Ahead of DITO rollout, NSC still unprepared for cybersecurity threats – Hontiveros

Published February 5, 2021, 4:22 PM

by Hannah Torregoza 

The National Security Council (NSC) has yet to submit a concrete plan to counter cybersecurity threats in the country despite the security risks expected once the Dito Telecommunity Corp. commercially starts its roll out next month.

Hontiveros, who has repeatedly aired her concerns on the entry of the third telecommunications company (telco), said the Senate should focus and carefully watch Dito’s developments in the next few months.

Sen. Risa Hontiveros (Senate of the Philippines / FILE PHOTO / MANILA BULLETIN)

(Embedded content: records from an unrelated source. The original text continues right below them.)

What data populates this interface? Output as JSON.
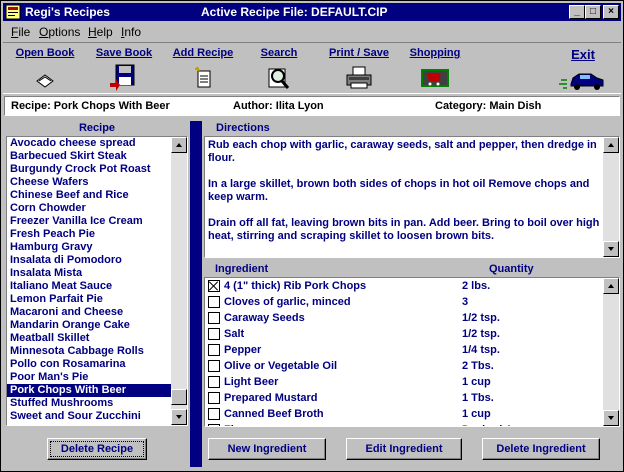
{
  "window": {
    "title": "Regi's Recipes",
    "active_file": "Active Recipe File:  DEFAULT.CIP",
    "min_glyph": "_",
    "max_glyph": "□",
    "close_glyph": "×"
  },
  "menu": [
    {
      "hot": "F",
      "rest": "ile"
    },
    {
      "hot": "O",
      "rest": "ptions"
    },
    {
      "hot": "H",
      "rest": "elp"
    },
    {
      "hot": "I",
      "rest": "nfo"
    }
  ],
  "toolbar": {
    "open": "Open Book",
    "save": "Save  Book",
    "add": "Add Recipe",
    "search": "Search",
    "print": "Print / Save",
    "shopping": "Shopping",
    "exit": "Exit"
  },
  "info": {
    "recipe": "Recipe:  Pork Chops With Beer",
    "author": "Author: Ilita Lyon",
    "category": "Category: Main Dish"
  },
  "recipes": {
    "header": "Recipe",
    "items": [
      "Avocado cheese spread",
      "Barbecued Skirt Steak",
      "Burgundy Crock Pot Roast",
      "Cheese Wafers",
      "Chinese Beef and Rice",
      "Corn Chowder",
      "Freezer Vanilla Ice Cream",
      "Fresh Peach Pie",
      "Hamburg Gravy",
      "Insalata di Pomodoro",
      "Insalata Mista",
      "Italiano Meat Sauce",
      "Lemon Parfait Pie",
      "Macaroni and Cheese",
      "Mandarin Orange Cake",
      "Meatball Skillet",
      "Minnesota Cabbage Rolls",
      "Pollo con Rosamarina",
      "Poor Man's Pie",
      "Pork Chops With Beer",
      "Stuffed Mushrooms",
      "Sweet and Sour Zucchini"
    ],
    "selected": "Pork Chops With Beer",
    "delete_button": "Delete Recipe"
  },
  "directions": {
    "header": "Directions",
    "paragraphs": [
      "Rub each chop with garlic, caraway seeds, salt and pepper, then dredge in flour.",
      "In a large skillet, brown both sides of chops in hot oil  Remove chops and keep warm.",
      "Drain off all fat, leaving brown bits in pan.  Add beer.  Bring to boil over high heat, stirring and scraping skillet to loosen brown bits."
    ]
  },
  "ingredients": {
    "col_ingredient": "Ingredient",
    "col_quantity": "Quantity",
    "rows": [
      {
        "name": "4 (1\" thick) Rib Pork Chops",
        "qty": "2 lbs.",
        "checked": true
      },
      {
        "name": "Cloves of garlic, minced",
        "qty": "3",
        "checked": false
      },
      {
        "name": "Caraway Seeds",
        "qty": "1/2 tsp.",
        "checked": false
      },
      {
        "name": "Salt",
        "qty": "1/2 tsp.",
        "checked": false
      },
      {
        "name": "Pepper",
        "qty": "1/4 tsp.",
        "checked": false
      },
      {
        "name": "Olive or Vegetable Oil",
        "qty": "2 Tbs.",
        "checked": false
      },
      {
        "name": "Light Beer",
        "qty": "1 cup",
        "checked": false
      },
      {
        "name": "Prepared Mustard",
        "qty": "1 Tbs.",
        "checked": false
      },
      {
        "name": "Canned Beef Broth",
        "qty": "1 cup",
        "checked": false
      },
      {
        "name": "Flour",
        "qty": "Desired Am",
        "checked": false
      }
    ],
    "new_button": "New Ingredient",
    "edit_button": "Edit Ingredient",
    "delete_button": "Delete Ingredient"
  },
  "icons": {
    "open": "open-book-icon",
    "save": "save-floppy-icon",
    "add": "add-recipe-icon",
    "search": "magnifier-icon",
    "print": "printer-icon",
    "shopping": "shopping-cart-icon",
    "exit": "car-icon"
  }
}
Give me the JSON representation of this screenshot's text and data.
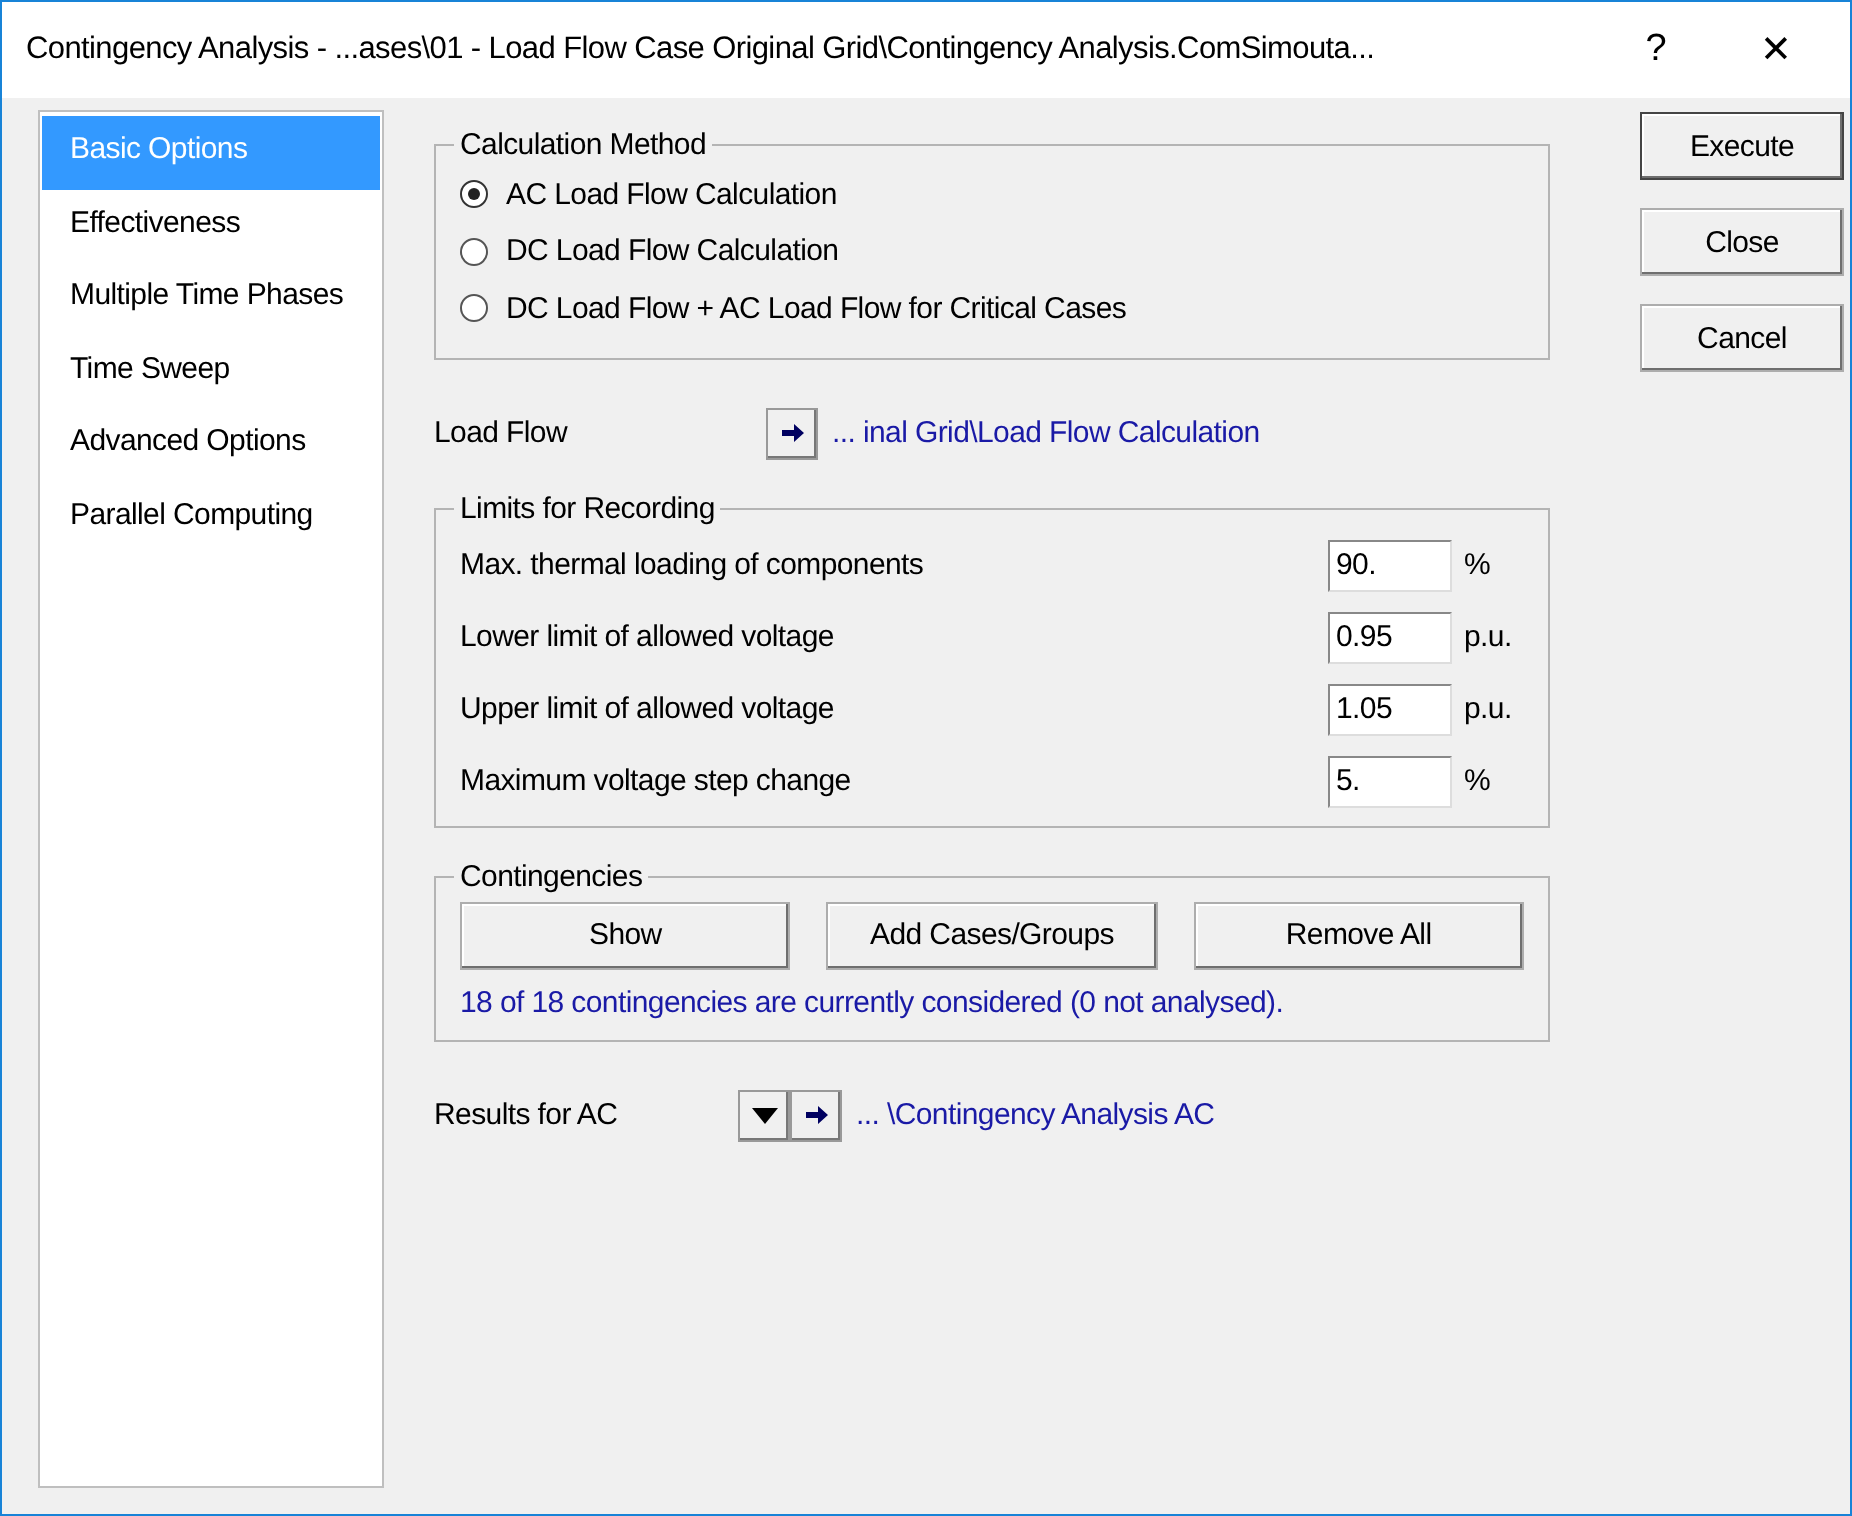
{
  "window": {
    "title": "Contingency Analysis - ...ases\\01 - Load Flow Case Original Grid\\Contingency Analysis.ComSimouta...",
    "help": "?",
    "close": "✕"
  },
  "sidebar": {
    "items": [
      {
        "label": "Basic Options",
        "selected": true
      },
      {
        "label": "Effectiveness",
        "selected": false
      },
      {
        "label": "Multiple Time Phases",
        "selected": false
      },
      {
        "label": "Time Sweep",
        "selected": false
      },
      {
        "label": "Advanced Options",
        "selected": false
      },
      {
        "label": "Parallel Computing",
        "selected": false
      }
    ]
  },
  "calculation_method": {
    "title": "Calculation Method",
    "options": [
      {
        "label": "AC Load Flow Calculation",
        "selected": true
      },
      {
        "label": "DC Load Flow Calculation",
        "selected": false
      },
      {
        "label": "DC Load Flow + AC Load Flow for Critical Cases",
        "selected": false
      }
    ]
  },
  "load_flow": {
    "label": "Load Flow",
    "link": "... inal Grid\\Load Flow Calculation"
  },
  "limits": {
    "title": "Limits for Recording",
    "rows": [
      {
        "label": "Max. thermal loading of components",
        "value": "90.",
        "unit": "%"
      },
      {
        "label": "Lower limit of allowed voltage",
        "value": "0.95",
        "unit": "p.u."
      },
      {
        "label": "Upper limit of allowed voltage",
        "value": "1.05",
        "unit": "p.u."
      },
      {
        "label": "Maximum voltage step change",
        "value": "5.",
        "unit": "%"
      }
    ]
  },
  "contingencies": {
    "title": "Contingencies",
    "buttons": [
      "Show",
      "Add Cases/Groups",
      "Remove All"
    ],
    "status": "18 of 18 contingencies are currently considered (0 not analysed)."
  },
  "results": {
    "label": "Results for AC",
    "link": "... \\Contingency Analysis AC"
  },
  "buttons": [
    "Execute",
    "Close",
    "Cancel"
  ]
}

“The National Security Council admitted that it had not yet — as of our last hearing on Dito telco’s franchise — established a cyberdefense doctrine to guide our intelligence community in combatting cybersecurity threats,”  Hontiveros said.

“With China having a 40 percent stake in Dito, our unpreparedness for potential cyberthreats does not inspire confidence in the telco’s rollout this March, especially since it continues to harass our fisher folk and refuses to have its vessels boarded within our territorial waters in the West Philippine Sea,” she said.

Hontiveros is among the senators who frowned on Dito’s agreement with the Armed Forces of the Philippines (AFP) to install cell towers in military camps.

She said the move could open the defense establishment to the risk of hostile intelligence gathering operations.

“I do hope that before Dito rolls out, we in the Senate can scrutinize the potential national risks further,” the lawmaker stressed.

The Senate Foreign Relations Committee on Thursday, Feb. 4 held a closed door meeting to discuss the new China Coast Guard Law and other Chinese activities in the West Philippine Sea.

Among the issues tackled by Sen. Aquilino Pimentel III’s panel is Hontiveros’ resolution calling on the Executive department to exert all legal and diplomatic pressures on the Chinese government to stop all destructive activities in the contested waters.

Sen. Grace Poe, who chairs the Senate public services, had also expressed her dismay at the  Department of Information and Communications Technology (DICT) and the NSC’s failure to assure the Philippines’ ability to combat the raging cybersecurity warfare.

Poe also questioned Dito’s preparedness to fulfill its commitment to deliver their services and to fund its project over the first five years of their operation.